(Note: Ethereum is currently in the early stages of migrating from Proof-of-Work to Proof-of-Stake, which is a significantly less energy-intensive process.)
Crucially, RMI is spearheading the development of three open-source solutions to accelerate the development of a crypto-specific carbon accounting system:
1. Work in lockstep with the CCA community to develop a ‘Green Crypto Accounting Methodology’ for the crypto industry.
RMI is leading the development of new accounting and digital infrastructure for the generation, tracking, exchange, and mitigation of energy and carbon attributes in the crypto industry. Near-term deliverables will include a ‘green crypto accounting methodology’ that differentiates accounting considerations between crypto mining facilities versus crypto exchanges/platforms and investors/hodlers, where possible. This accounting methodology will aim to address both the direct and indirect emissions (Scopes 1 & 2) at the point of mining, as well as the Scope 3 emissions (and therefore accountability) of exchanges, applications, and currency holders.
2. Facilitate the development of a ‘Public Energy and Carbon Emissions Calculator’ through a CCA working group to identify and develop accounting best-practices in a collaborative and open manner.
RMI is facilitating a working group of CCA Supporters that are interested in developing and using energy and carbon emissions calculator applications to make it easier for market participants to determine the renewable energy and carbon procurement needs associated with their respective crypto-related activities. This CCA working group is collectively identifying and defining the best-practices that crypto stakeholders should adhere to when calculating the energy use and carbon footprint of their activities. Given various synergies, this work is taking place in parallel to the development of the green crypto accounting methodology.
3. Establishing the ‘Green Crypto Procurement Principles’ alongside the CCA community.
RMI is working with CCA Supporters and energy and carbon market stakeholders to develop the recommended actions and good practices that crypto mining facilities, exchanges, platforms, and investors/hodlers should conduct to make verifiable claims about renewable energy sourcing and decarbonization efforts across Scope 1–3 emissions. We envision this taking the form of a set of guidance documentation, or ‘Green Crypto Procurement Principles’, that crypto market participants should subscribe to in order to achieve their respective sustainability goals. This guidance will build on existing work in this area, such as the Buyers’ Principles developed by the Renewable Energy Buyers Alliance (REBA).

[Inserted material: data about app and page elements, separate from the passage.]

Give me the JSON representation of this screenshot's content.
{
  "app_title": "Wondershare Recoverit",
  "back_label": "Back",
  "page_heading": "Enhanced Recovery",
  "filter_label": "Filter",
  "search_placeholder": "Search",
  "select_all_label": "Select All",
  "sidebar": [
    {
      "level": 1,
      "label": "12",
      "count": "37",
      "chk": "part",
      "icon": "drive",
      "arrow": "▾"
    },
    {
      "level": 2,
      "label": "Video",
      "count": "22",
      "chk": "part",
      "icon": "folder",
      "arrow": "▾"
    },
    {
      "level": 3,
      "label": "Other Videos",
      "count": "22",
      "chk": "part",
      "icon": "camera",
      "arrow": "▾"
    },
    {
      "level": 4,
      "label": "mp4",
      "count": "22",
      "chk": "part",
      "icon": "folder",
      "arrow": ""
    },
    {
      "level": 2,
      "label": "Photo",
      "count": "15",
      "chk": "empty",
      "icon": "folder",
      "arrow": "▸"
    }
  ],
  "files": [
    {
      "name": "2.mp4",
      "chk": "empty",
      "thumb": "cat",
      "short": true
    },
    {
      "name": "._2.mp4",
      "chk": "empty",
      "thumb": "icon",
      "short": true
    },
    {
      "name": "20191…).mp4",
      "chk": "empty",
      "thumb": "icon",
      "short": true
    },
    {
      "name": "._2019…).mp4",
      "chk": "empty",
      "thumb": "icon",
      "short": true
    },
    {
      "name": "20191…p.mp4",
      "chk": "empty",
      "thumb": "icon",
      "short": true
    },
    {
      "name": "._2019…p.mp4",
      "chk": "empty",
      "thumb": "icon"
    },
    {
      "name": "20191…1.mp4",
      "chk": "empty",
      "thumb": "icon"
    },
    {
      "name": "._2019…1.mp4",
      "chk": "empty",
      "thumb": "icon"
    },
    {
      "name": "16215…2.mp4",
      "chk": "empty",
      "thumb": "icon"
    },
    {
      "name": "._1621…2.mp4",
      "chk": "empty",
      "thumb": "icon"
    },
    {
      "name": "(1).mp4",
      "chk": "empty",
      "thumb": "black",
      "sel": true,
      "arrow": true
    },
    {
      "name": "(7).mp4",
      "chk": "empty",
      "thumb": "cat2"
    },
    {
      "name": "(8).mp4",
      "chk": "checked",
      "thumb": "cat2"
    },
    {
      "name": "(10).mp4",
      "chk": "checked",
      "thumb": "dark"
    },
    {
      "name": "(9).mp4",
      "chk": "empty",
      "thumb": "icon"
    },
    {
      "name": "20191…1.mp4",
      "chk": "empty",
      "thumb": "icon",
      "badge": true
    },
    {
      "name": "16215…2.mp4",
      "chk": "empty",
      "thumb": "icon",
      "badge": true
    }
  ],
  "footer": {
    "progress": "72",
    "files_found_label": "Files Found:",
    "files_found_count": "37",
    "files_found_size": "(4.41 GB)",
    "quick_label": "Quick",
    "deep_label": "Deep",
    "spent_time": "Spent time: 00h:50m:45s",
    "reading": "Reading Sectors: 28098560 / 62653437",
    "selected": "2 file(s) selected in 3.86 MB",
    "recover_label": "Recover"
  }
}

These open-source tools that RMI is driving ahead—alongside publicly accessible digital procurement tools in development now in the CCA community like Energy Web Zero—will make it easier for crypto market participants determine their procurement needs, procure verified renewable energy and carbon products, and understand how they should account for and report this procurement in line with good practices.
RMI also believes the opportunity to operationalize the CCA not only presents us with a great opportunity to meet the needs of the crypto industry, but can also serve as a sandbox and launch-pad to effectively decarbonize all physical commodity supply chains.
If you’re interested in informing this open-source development and participating in a solution showcase (or simply want to first join the CCA community as a Supporter or Signatory), please contact us at firstname.lastname@example.org.